Community Legal Centres

(Private Members' Statements, 14 November 2019, Legislative Assembly, NSW Parliament)

I put on record the immense value of Community Legal Centres for the Sydney electorate and my constituents. All members of Parliament rely on these independent community organisations for constituents to get legal help, particularly vulnerable people and communities that are disadvantaged and marginalised and would not otherwise be able to get access to justice. The Sydney electorate is well served by the Inner City Legal Centre and Redfern Legal Centre. I am proud to work closely with these two organisations in their efforts to make sure that everyone has access to legal help, no matter their background, abilities or resources.

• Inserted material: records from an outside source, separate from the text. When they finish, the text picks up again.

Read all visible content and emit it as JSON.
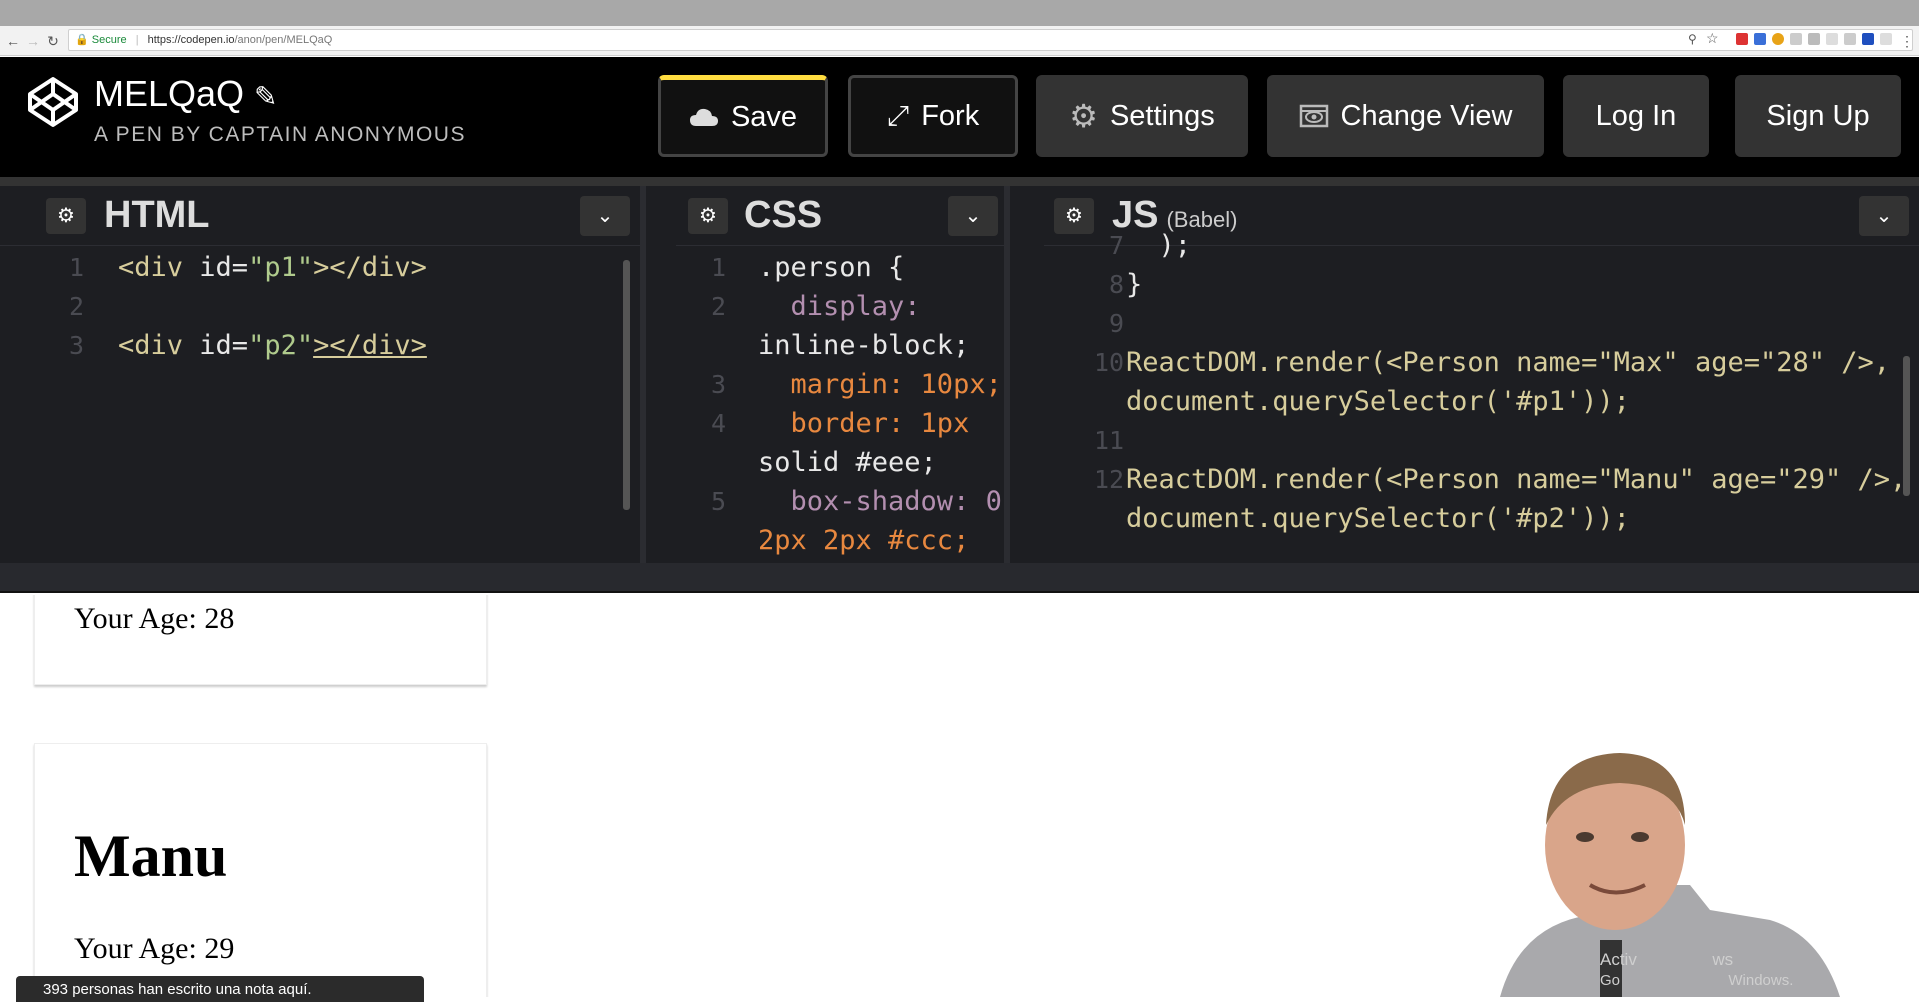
{
  "browser": {
    "secure_label": "Secure",
    "url_scheme": "https://",
    "url_host": "codepen.io",
    "url_path": "/anon/pen/MELQaQ"
  },
  "header": {
    "pen_title": "MELQaQ",
    "pen_subtitle": "A PEN BY CAPTAIN ANONYMOUS",
    "buttons": {
      "save": "Save",
      "fork": "Fork",
      "settings": "Settings",
      "change_view": "Change View",
      "log_in": "Log In",
      "sign_up": "Sign Up"
    }
  },
  "editors": {
    "html": {
      "title": "HTML",
      "lines": [
        {
          "n": "1",
          "parts": [
            [
              "tag",
              "<div "
            ],
            [
              "at",
              "id="
            ],
            [
              "str",
              "\"p1\""
            ],
            [
              "tag",
              "></div>"
            ]
          ]
        },
        {
          "n": "2",
          "parts": []
        },
        {
          "n": "3",
          "parts": [
            [
              "tag",
              "<div "
            ],
            [
              "at",
              "id="
            ],
            [
              "str",
              "\"p2\""
            ],
            [
              "tag",
              "></div>"
            ]
          ]
        }
      ]
    },
    "css": {
      "title": "CSS",
      "lines": [
        {
          "n": "1",
          "text": ".person {"
        },
        {
          "n": "2",
          "text": "  display:"
        },
        {
          "n": "",
          "text": "inline-block;"
        },
        {
          "n": "3",
          "text": "  margin: 10px;"
        },
        {
          "n": "4",
          "text": "  border: 1px"
        },
        {
          "n": "",
          "text": "solid #eee;"
        },
        {
          "n": "5",
          "text": "  box-shadow: 0"
        },
        {
          "n": "",
          "text": "2px 2px #ccc;"
        }
      ]
    },
    "js": {
      "title": "JS",
      "subtitle": "(Babel)",
      "lines": [
        {
          "n": "7",
          "text": "  );"
        },
        {
          "n": "8",
          "text": "}"
        },
        {
          "n": "9",
          "text": ""
        },
        {
          "n": "10",
          "text": "ReactDOM.render(<Person name=\"Max\" age=\"28\" />,"
        },
        {
          "n": "",
          "text": "document.querySelector('#p1'));"
        },
        {
          "n": "11",
          "text": ""
        },
        {
          "n": "12",
          "text": "ReactDOM.render(<Person name=\"Manu\" age=\"29\" />,"
        },
        {
          "n": "",
          "text": "document.querySelector('#p2'));"
        }
      ]
    }
  },
  "preview": {
    "card1_age": "Your Age: 28",
    "card2_name": "Manu",
    "card2_age": "Your Age: 29"
  },
  "toast": "393 personas han escrito una nota aquí.",
  "watermark": {
    "line1": "Activ                ws",
    "line2": "Go                          Windows."
  },
  "colors": {
    "accent": "#ffdd40",
    "editor_bg": "#1d1e22",
    "header_bg": "#000000"
  }
}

The Inner City Legal Centre is the main legal centre for the Sydney electorate and my office refers many people to it who need legal information and help. Along with generalist matters, it helps with employment and family law and is the New South Wales specialist for the LGBTIQ legal service. It recognises groups with quite specific needs through the transgender legal service and sex worker legal service. I am supporting their fundraising campaign to maintain the Safe Relationships Project, which provides court support for people who are gay, lesbianĀ or bisexual, people who are transgender and people who are inter-sex who are experiencing or escaping an abusive relationship.

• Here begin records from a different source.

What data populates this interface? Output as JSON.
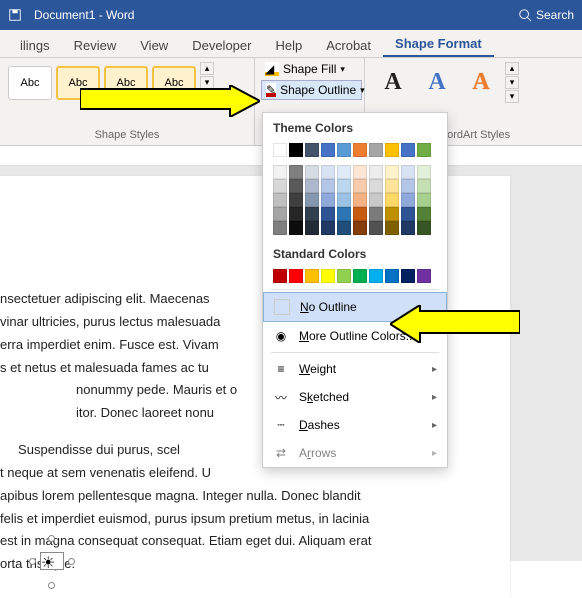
{
  "titlebar": {
    "doc_title": "Document1 - Word",
    "search": "Search"
  },
  "tabs": [
    "ilings",
    "Review",
    "View",
    "Developer",
    "Help",
    "Acrobat",
    "Shape Format"
  ],
  "active_tab": "Shape Format",
  "ribbon": {
    "shape_styles_label": "Shape Styles",
    "style_thumb_text": "Abc",
    "shape_fill": "Shape Fill",
    "shape_outline": "Shape Outline",
    "wordart_label": "WordArt Styles",
    "wordart_glyph": "A"
  },
  "dropdown": {
    "theme_colors": "Theme Colors",
    "standard_colors": "Standard Colors",
    "no_outline": "No Outline",
    "more_colors": "More Outline Colors...",
    "weight": "Weight",
    "sketched": "Sketched",
    "dashes": "Dashes",
    "arrows": "Arrows",
    "theme_row1": [
      "#FFFFFF",
      "#000000",
      "#44546A",
      "#4472C4",
      "#5B9BD5",
      "#ED7D31",
      "#A5A5A5",
      "#FFC000",
      "#4472C4",
      "#70AD47"
    ],
    "tints": [
      "#F2F2F2",
      "#7F7F7F",
      "#D6DCE4",
      "#D9E2F3",
      "#DEEBF6",
      "#FBE5D5",
      "#EDEDED",
      "#FFF2CC",
      "#D9E2F3",
      "#E2EFD9",
      "#D8D8D8",
      "#595959",
      "#ADB9CA",
      "#B4C6E7",
      "#BDD7EE",
      "#F7CBAC",
      "#DBDBDB",
      "#FEE599",
      "#B4C6E7",
      "#C5E0B3",
      "#BFBFBF",
      "#3F3F3F",
      "#8496B0",
      "#8EAADB",
      "#9CC3E5",
      "#F4B183",
      "#C9C9C9",
      "#FFD965",
      "#8EAADB",
      "#A8D08D",
      "#A5A5A5",
      "#262626",
      "#323F4F",
      "#2F5496",
      "#2E75B5",
      "#C55A11",
      "#7B7B7B",
      "#BF9000",
      "#2F5496",
      "#538135",
      "#7F7F7F",
      "#0C0C0C",
      "#222A35",
      "#1F3864",
      "#1E4E79",
      "#833C0B",
      "#525252",
      "#7F6000",
      "#1F3864",
      "#375623"
    ],
    "standard": [
      "#C00000",
      "#FF0000",
      "#FFC000",
      "#FFFF00",
      "#92D050",
      "#00B050",
      "#00B0F0",
      "#0070C0",
      "#002060",
      "#7030A0"
    ]
  },
  "document": {
    "p1": "nsectetuer adipiscing elit. Maecenas",
    "p2": "vinar ultricies, purus lectus malesuada",
    "p3": "erra imperdiet enim. Fusce est. Vivam",
    "p4": "s et netus et malesuada fames ac tu",
    "p5": "nonummy pede. Mauris et o",
    "p6": "itor. Donec laoreet nonu",
    "p7": "     Suspendisse dui purus, scel",
    "p8": "t neque at sem venenatis eleifend. U",
    "p9": "apibus lorem pellentesque magna. Integer nulla. Donec blandit",
    "p10": "felis et imperdiet euismod, purus ipsum pretium metus, in lacinia",
    "p11": "est in magna consequat consequat. Etiam eget dui. Aliquam erat",
    "p12": "orta tristique."
  }
}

Together with the Marrickville and Kingsford centres, the Inner City and Redfern legal centres are jointly running a new statewide service for migrant workers. This is a clear example of how legal centres identify and meet unmet needs. The Redfern Legal Centre provides help for health, employment, consumer and financial matters, domestic violence, policing and discrimination and has a specialist service for students, which is increasingly needed in response to unfair treatment of international students. Redfern's tenancy and advocacy service is a valuable source of advice and representation to which my office regularly refers constituents, particularly tenants who may not have the skills or capacity to represent themselves in the tribunal. I was very pleased to launch the Redfern Legal Centre's recently updated resourceThe Repair Kit, which was originally published with funds from Lord Mayor Clover Moore MP Salary Trust. The centre's workshop with tenants in Woolloomooloo who were concerned about getting repairs done was a great way to efficiently get information and advice to a group of people.

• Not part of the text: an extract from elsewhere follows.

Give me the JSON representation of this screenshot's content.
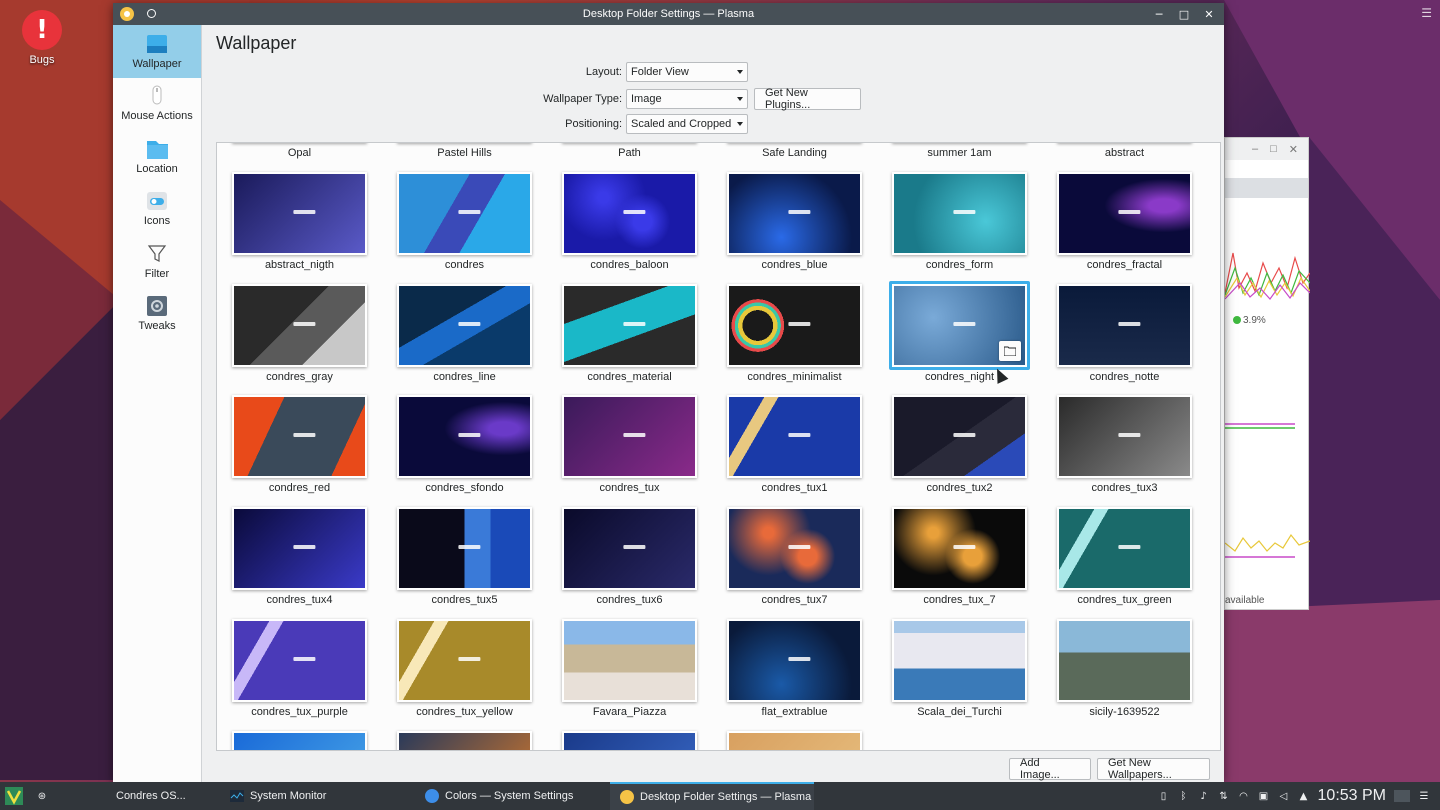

Community Legal Centres are a vital source of support, advice and advocacy on public interest legal matters that affect large numbers of people. The Public Interest Advocacy Centre tackles matters of broad public importance that affect the whole community. It does a great job training and educating citizens and community groups to challenge injustice. I am especially appreciative of their Homeless Persons' Legal Service. It takes legal help to very vulnerable people living on the street and in refuges and shelters. The Environment Defenders Office provides expert information, resources, advice and test cases in public interest environment law, helping to protect communities against powerful vested interests. Its work with the Millers Point community on heritage protection for the Sirius building is a good example.

While they deal largely with Commonwealth matters, I acknowledge the important role of other Community Legal Centres based in the inner city for people across New South Wales or even Australia, including for financial rights, welfare rights, human rights, HIV-AIDS, immigration, refugees, disability, prisoners, tenants, children, young people and seniors. The commitment from centre workers and board members to justice and a fair go is inspiring. I acknowledge their contribution to our communities. Volunteers and students learning the law help stretch the limited funding that Community Legal Centres rely upon. There is a well-developed network of Community Legal Centres across New South Wales that collaborate to cover many groups and individuals who would not otherwise get access to legal information, advice or advocacy. They provide valuable community resources and education, and they use their experience with vulnerable people to push for law and policy reform to improve justice and prevent discrimination and unfair treatment. I support the call from Community Legal Centres for adequate and secure funding so they can continue to provide their essential advice and hope that the Government will respond to my request for additional resources to enable this important work to continue.